    White noise like a fan can help with sleep, but exposure to things like traffic noise has been shown to decrease overall sleep quality. It’s difficult to drift off to sleep when people are loud and blaring their horns outside your place.
    Drown out unwanted noises as best as you can. Use a fan for white noise or grab some earplugs if it is really noisy.
  3. Make your room dark. Extremely dark.
    Even a tiny amount of light can interfere with melatonin production and impair your sleep.
    Turn off all devices and seal all light out of your room. Turn off any electronic devices with LED’s or cover the lights with a small piece of electrical tape. Hang a blanket or towel over your bedroom window if light creeps in.

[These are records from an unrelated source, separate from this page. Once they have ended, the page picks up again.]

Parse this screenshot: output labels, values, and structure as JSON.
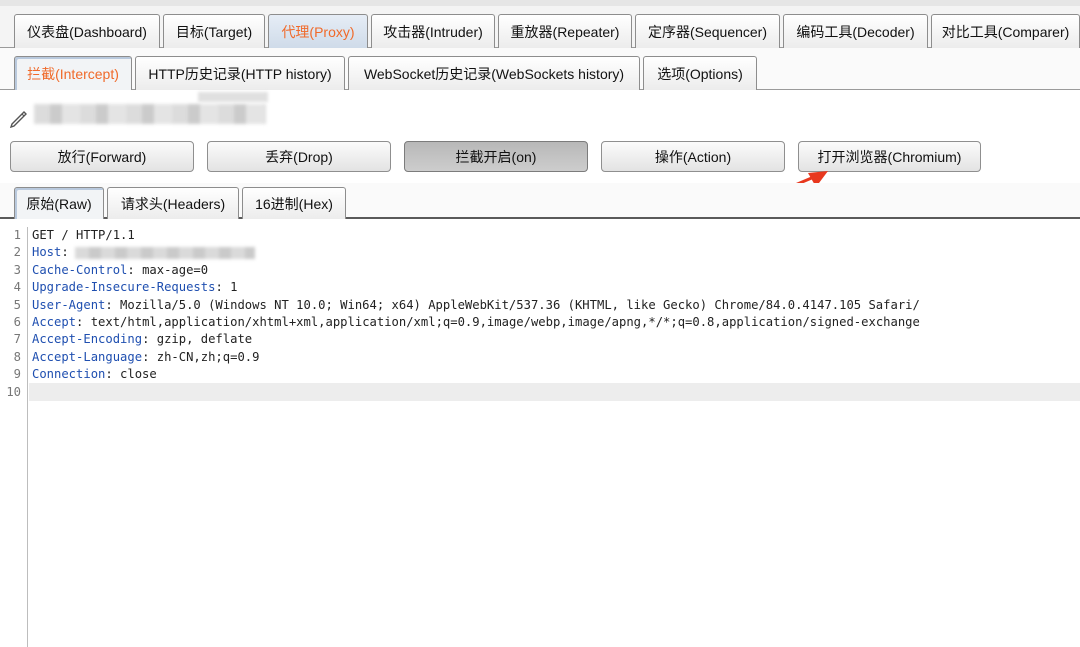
{
  "main_tabs": [
    {
      "label": "仪表盘(Dashboard)",
      "active": false
    },
    {
      "label": "目标(Target)",
      "active": false
    },
    {
      "label": "代理(Proxy)",
      "active": true
    },
    {
      "label": "攻击器(Intruder)",
      "active": false
    },
    {
      "label": "重放器(Repeater)",
      "active": false
    },
    {
      "label": "定序器(Sequencer)",
      "active": false
    },
    {
      "label": "编码工具(Decoder)",
      "active": false
    },
    {
      "label": "对比工具(Comparer)",
      "active": false
    }
  ],
  "proxy_tabs": [
    {
      "label": "拦截(Intercept)",
      "active": true
    },
    {
      "label": "HTTP历史记录(HTTP history)",
      "active": false
    },
    {
      "label": "WebSocket历史记录(WebSockets history)",
      "active": false
    },
    {
      "label": "选项(Options)",
      "active": false
    }
  ],
  "actions": {
    "forward": "放行(Forward)",
    "drop": "丢弃(Drop)",
    "intercept_toggle": "拦截开启(on)",
    "action": "操作(Action)",
    "open_browser": "打开浏览器(Chromium)"
  },
  "view_tabs": [
    {
      "label": "原始(Raw)",
      "active": true
    },
    {
      "label": "请求头(Headers)",
      "active": false
    },
    {
      "label": "16进制(Hex)",
      "active": false
    }
  ],
  "request_lines": [
    {
      "num": "1",
      "key": "",
      "rest": "GET / HTTP/1.1"
    },
    {
      "num": "2",
      "key": "Host",
      "rest": ":"
    },
    {
      "num": "3",
      "key": "Cache-Control",
      "rest": ": max-age=0"
    },
    {
      "num": "4",
      "key": "Upgrade-Insecure-Requests",
      "rest": ": 1"
    },
    {
      "num": "5",
      "key": "User-Agent",
      "rest": ": Mozilla/5.0 (Windows NT 10.0; Win64; x64) AppleWebKit/537.36 (KHTML, like Gecko) Chrome/84.0.4147.105 Safari/"
    },
    {
      "num": "6",
      "key": "Accept",
      "rest": ": text/html,application/xhtml+xml,application/xml;q=0.9,image/webp,image/apng,*/*;q=0.8,application/signed-exchange"
    },
    {
      "num": "7",
      "key": "Accept-Encoding",
      "rest": ": gzip, deflate"
    },
    {
      "num": "8",
      "key": "Accept-Language",
      "rest": ": zh-CN,zh;q=0.9"
    },
    {
      "num": "9",
      "key": "Connection",
      "rest": ": close"
    },
    {
      "num": "10",
      "key": "",
      "rest": ""
    }
  ],
  "colors": {
    "active_tab_text": "#f06a2a",
    "header_key": "#1f4fb0",
    "annotation_arrow": "#e8381e"
  }
}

  4. Ditch the cell phone.
    Radiation emitted from cell phones can increase the amount of time required to reach deep sleep cycles and decrease the amount of time spent in those cycles. Keep your phone on silent mode and away from your bed.

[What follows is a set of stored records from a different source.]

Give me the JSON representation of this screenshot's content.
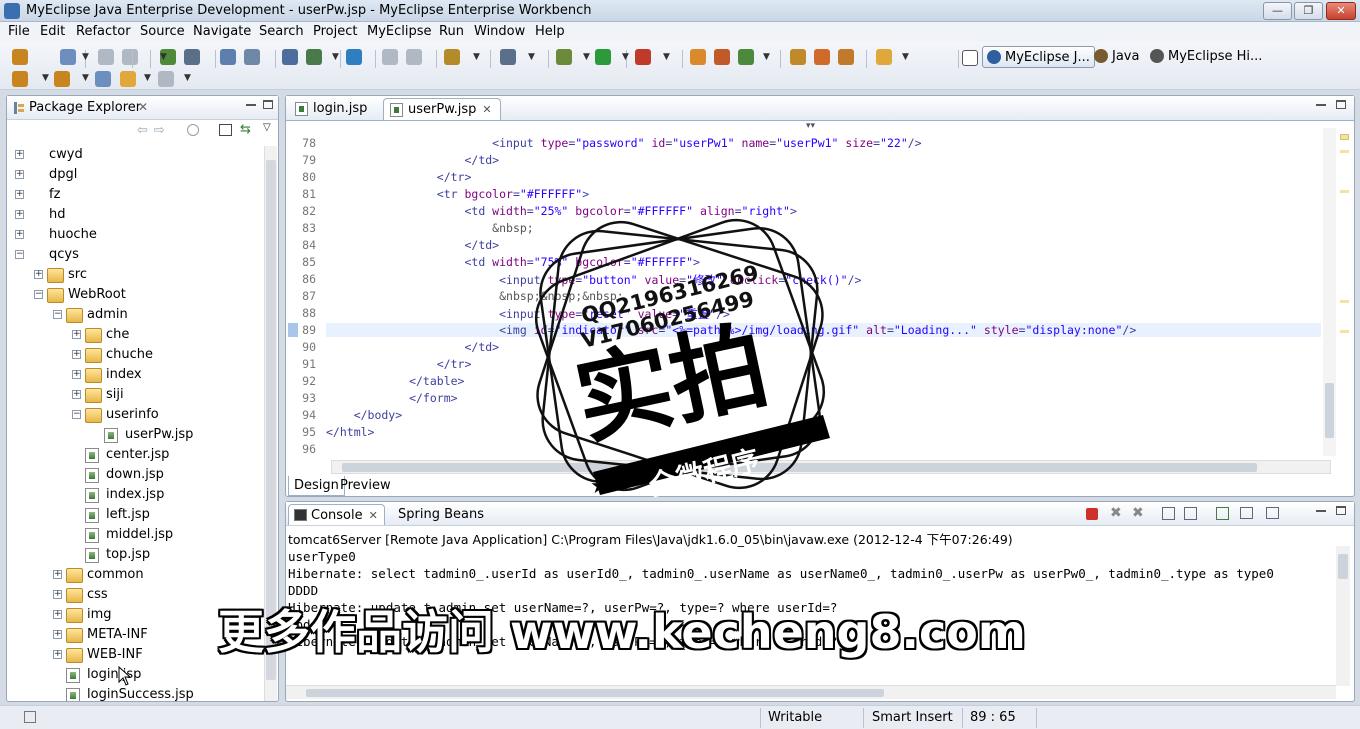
{
  "window": {
    "title": "MyEclipse Java Enterprise Development - userPw.jsp - MyEclipse Enterprise Workbench",
    "min_glyph": "—",
    "max_glyph": "❐",
    "close_glyph": "✕"
  },
  "menu": [
    "File",
    "Edit",
    "Refactor",
    "Source",
    "Navigate",
    "Search",
    "Project",
    "MyEclipse",
    "Run",
    "Window",
    "Help"
  ],
  "perspectives": [
    {
      "label": "MyEclipse J...",
      "active": true
    },
    {
      "label": "Java",
      "active": false
    },
    {
      "label": "MyEclipse Hi...",
      "active": false
    }
  ],
  "package_explorer": {
    "title": "Package Explorer",
    "close_glyph": "✕",
    "tree": [
      {
        "label": "cwyd",
        "kind": "project",
        "depth": 0,
        "expander": "+"
      },
      {
        "label": "dpgl",
        "kind": "project",
        "depth": 0,
        "expander": "+"
      },
      {
        "label": "fz",
        "kind": "project",
        "depth": 0,
        "expander": "+"
      },
      {
        "label": "hd",
        "kind": "project",
        "depth": 0,
        "expander": "+"
      },
      {
        "label": "huoche",
        "kind": "project",
        "depth": 0,
        "expander": "+"
      },
      {
        "label": "qcys",
        "kind": "project",
        "depth": 0,
        "expander": "−"
      },
      {
        "label": "src",
        "kind": "folder",
        "depth": 1,
        "expander": "+"
      },
      {
        "label": "WebRoot",
        "kind": "folder",
        "depth": 1,
        "expander": "−"
      },
      {
        "label": "admin",
        "kind": "folder",
        "depth": 2,
        "expander": "−"
      },
      {
        "label": "che",
        "kind": "folder",
        "depth": 3,
        "expander": "+"
      },
      {
        "label": "chuche",
        "kind": "folder",
        "depth": 3,
        "expander": "+"
      },
      {
        "label": "index",
        "kind": "folder",
        "depth": 3,
        "expander": "+"
      },
      {
        "label": "siji",
        "kind": "folder",
        "depth": 3,
        "expander": "+"
      },
      {
        "label": "userinfo",
        "kind": "folder",
        "depth": 3,
        "expander": "−"
      },
      {
        "label": "userPw.jsp",
        "kind": "jsp",
        "depth": 4,
        "expander": ""
      },
      {
        "label": "center.jsp",
        "kind": "jsp",
        "depth": 3,
        "expander": ""
      },
      {
        "label": "down.jsp",
        "kind": "jsp",
        "depth": 3,
        "expander": ""
      },
      {
        "label": "index.jsp",
        "kind": "jsp",
        "depth": 3,
        "expander": ""
      },
      {
        "label": "left.jsp",
        "kind": "jsp",
        "depth": 3,
        "expander": ""
      },
      {
        "label": "middel.jsp",
        "kind": "jsp",
        "depth": 3,
        "expander": ""
      },
      {
        "label": "top.jsp",
        "kind": "jsp",
        "depth": 3,
        "expander": ""
      },
      {
        "label": "common",
        "kind": "folder",
        "depth": 2,
        "expander": "+"
      },
      {
        "label": "css",
        "kind": "folder",
        "depth": 2,
        "expander": "+"
      },
      {
        "label": "img",
        "kind": "folder",
        "depth": 2,
        "expander": "+"
      },
      {
        "label": "META-INF",
        "kind": "folder",
        "depth": 2,
        "expander": "+"
      },
      {
        "label": "WEB-INF",
        "kind": "folder",
        "depth": 2,
        "expander": "+"
      },
      {
        "label": "login.jsp",
        "kind": "jsp",
        "depth": 2,
        "expander": ""
      },
      {
        "label": "loginSuccess.jsp",
        "kind": "jsp",
        "depth": 2,
        "expander": ""
      }
    ]
  },
  "editor": {
    "tabs": [
      {
        "label": "login.jsp",
        "active": false
      },
      {
        "label": "userPw.jsp",
        "active": true
      }
    ],
    "close_glyph": "✕",
    "lines": [
      {
        "n": "78",
        "text": "                        <input type=\"password\" id=\"userPw1\" name=\"userPw1\" size=\"22\"/>"
      },
      {
        "n": "79",
        "text": "                    </td>"
      },
      {
        "n": "80",
        "text": "                </tr>"
      },
      {
        "n": "81",
        "text": "                <tr bgcolor=\"#FFFFFF\">"
      },
      {
        "n": "82",
        "text": "                    <td width=\"25%\" bgcolor=\"#FFFFFF\" align=\"right\">"
      },
      {
        "n": "83",
        "text": "                        &nbsp;"
      },
      {
        "n": "84",
        "text": "                    </td>"
      },
      {
        "n": "85",
        "text": "                    <td width=\"75%\" bgcolor=\"#FFFFFF\">"
      },
      {
        "n": "86",
        "text": "                         <input type=\"button\" value=\"修改\" onclick=\"check()\"/>"
      },
      {
        "n": "87",
        "text": "                         &nbsp;&nbsp;&nbsp;"
      },
      {
        "n": "88",
        "text": "                         <input type=\"reset\" value=\"重置\"/>"
      },
      {
        "n": "89",
        "text": "                         <img id=\"indicator\" src=\"<%=path %>/img/loading.gif\" alt=\"Loading...\" style=\"display:none\"/>",
        "current": true
      },
      {
        "n": "90",
        "text": "                    </td>"
      },
      {
        "n": "91",
        "text": "                </tr>"
      },
      {
        "n": "92",
        "text": "            </table>"
      },
      {
        "n": "93",
        "text": "            </form>"
      },
      {
        "n": "94",
        "text": "    </body>"
      },
      {
        "n": "95",
        "text": "</html>"
      },
      {
        "n": "96",
        "text": ""
      }
    ],
    "design_tabs": [
      {
        "label": "Design",
        "active": true
      },
      {
        "label": "Preview",
        "active": false
      }
    ]
  },
  "console": {
    "tabs": [
      {
        "label": "Console",
        "active": true
      },
      {
        "label": "Spring Beans",
        "active": false
      }
    ],
    "description": "tomcat6Server [Remote Java Application] C:\\Program Files\\Java\\jdk1.6.0_05\\bin\\javaw.exe (2012-12-4 下午07:26:49)",
    "output": [
      "userType0",
      "Hibernate: select tadmin0_.userId as userId0_, tadmin0_.userName as userName0_, tadmin0_.userPw as userPw0_, tadmin0_.type as type0",
      "DDDD",
      "Hibernate: update t_admin set userName=?, userPw=?, type=? where userId=?",
      "update",
      "Hibernate: update t_admin set userName=?, userPw=?, type=? where userId=?"
    ]
  },
  "status": {
    "writable": "Writable",
    "insert_mode": "Smart Insert",
    "position": "89 : 65"
  },
  "watermark": {
    "qq1": "QQ2196316269",
    "qq2": "V17060256499",
    "big": "实拍",
    "banner": "全微程序",
    "bottom": "更多作品访问 www.kecheng8.com"
  },
  "colors": {
    "tag": "#3f3f9f",
    "attr": "#7f007f",
    "value": "#2a00ff",
    "highlight": "#e8f2fe"
  }
}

  5. Control red and blue light.
    Quick science lesson: Light waves exist along a spectrum of color. Wakefulness is triggered primarily by blue light, like midday sunshine or what’s emanating from your computer screen or phone right now. A warm red glow, say, from a fireplace, does almost nothing to impair sleep. So, that’s a good thing.
    You can download F.lux F.lix is a free program that alters the color spectrum of your computer to mimic the patterns of sunlight in your region, allowing for healthier sleep rhythms. It makes your computer and tablet screens softer and less bright than usual.

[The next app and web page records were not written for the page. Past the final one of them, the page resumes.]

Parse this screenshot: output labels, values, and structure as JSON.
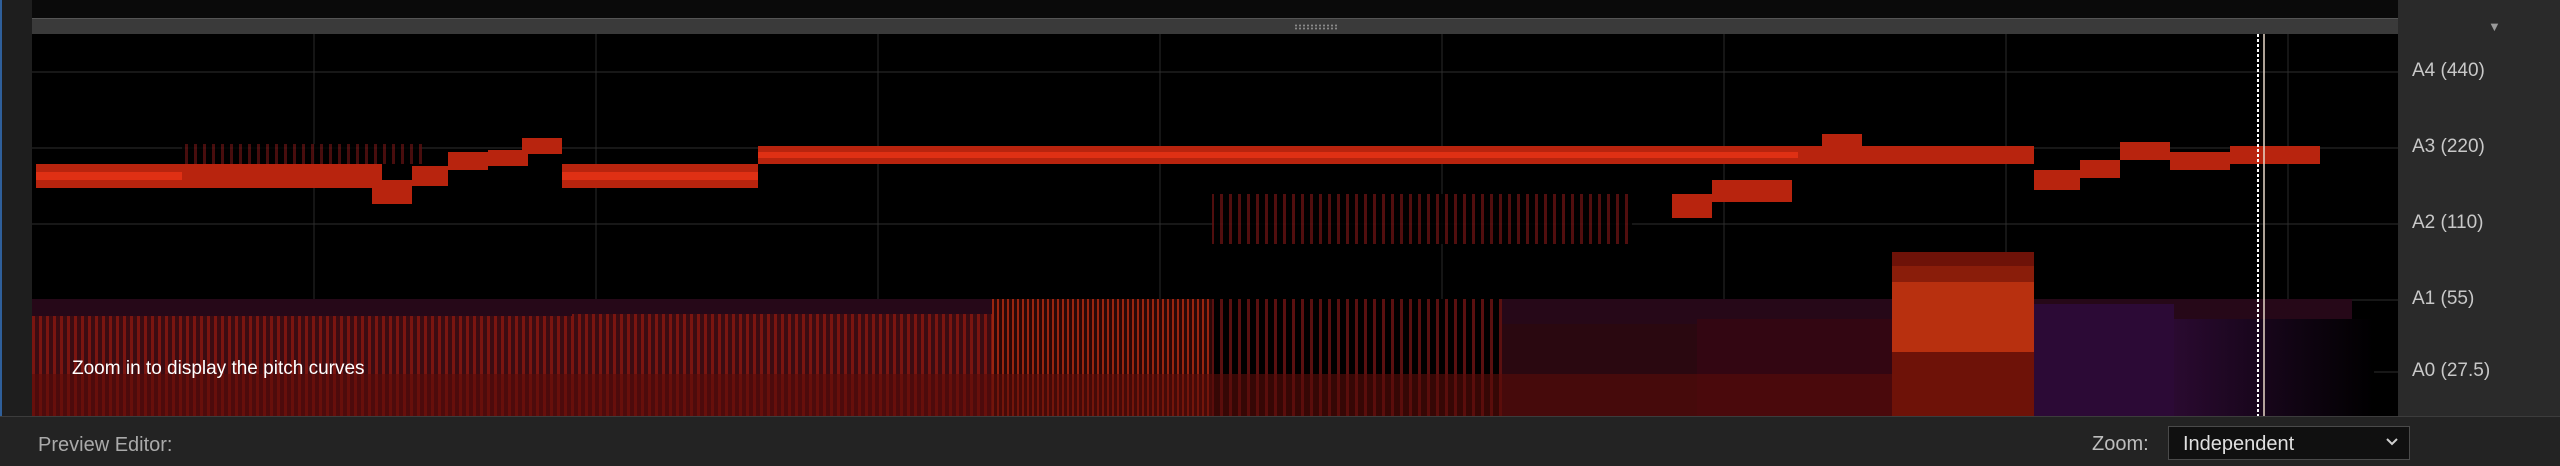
{
  "panel": {
    "overlay_message": "Zoom in to display the pitch curves",
    "collapse_icon": "collapse-arrow-icon"
  },
  "pitch_ruler": {
    "labels": [
      "A4 (440)",
      "A3 (220)",
      "A2 (110)",
      "A1 (55)",
      "A0 (27.5)"
    ]
  },
  "footer": {
    "preview_editor_label": "Preview Editor:",
    "zoom_label": "Zoom:",
    "zoom_value": "Independent"
  },
  "colors": {
    "accent_blue": "#2f5f9a",
    "playhead": "#ffffff",
    "spectral_red": "#d0200e",
    "spectral_purple": "#3a0a3e"
  }
}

  6. Improve the Cortisol Awakening Response (CAR).
    A good way to improve your sleep quality is to strengthen the initial spike in wakefulness that occurs in the morning. In other words, the more awake you feel in the morning, the more tired you’ll feel in the evening.
    The best way to do this is to expose your body to natural sunlight shortly after waking for as little as ten minutes. Sunlight brings the bonus of increased vitamin D production, which is important for overall health.
    Remember that vitamin D is what your body normally produces in response to sunlight and it’s tied into your wakefulness patterns. So if you’re supplementing vitamin D, try taking it in the morning folks. Get some sunlight or something resembling sunlight first thing when you wake up.
  7. Set a sleep schedule and stick to it.
    This one requires some discipline, but it’s worth practicing it. Wake up at the same time every day, even on weekends. Your body can’t establish an effective rhythm if you don’t allow it to normalize to a pattern.
    If you stay up late, don’t sleep in. Instead, plan on going to bed a little earlier the next night. The sleep you get before midnight will be more valuable than the sleep you get after midnight, so always think in terms of making up for lost sleep by going to bed early the next night rather than sleeping in. Select a time to go to bed and a time to wake up. Stick to this schedule for at least 2 weeks before altering.
  8. Establish a sleep ritual.
    Once you find out what helps you sleep the most consistently, make it a consistent ritual so that as soon as you’re an hour away from bedtime you’re already on a reliable path to good sleep.
  9. Read for 15 minutes before bed.
    Avoid intellectually stimulating fare and use this time for candy reading. It will reduce mental chatter and allow you to relax and let go of the day’s preoccupations from the entire day. Try “Candy” reading. Candy reading, by the way, is whatever you normally wouldn’t read. So if you normally read non-fiction, try reading fiction. If you prefer to read fiction, try reading some history. Pick up a book you wouldn’t normally read and read for 15 minutes before bed.
  10. Sleep on a good mattress.
    A quality bed is one of the best investments you’ll ever make and it doesn’t have to be exorbitantly expensive to work. Whatever you do, don’t put up with a lumpy mattress or uncomfortable flimsy bed springs.
    A good mattress is money well-spent. If you’re sleeping on something that’s thin, lumpy, or too small, take a look at your finances and see if you can set aside some money each month to purchase a new mattress. It’s worth it.

Otherwise, just use the gymnastics mat, guys! Peace out.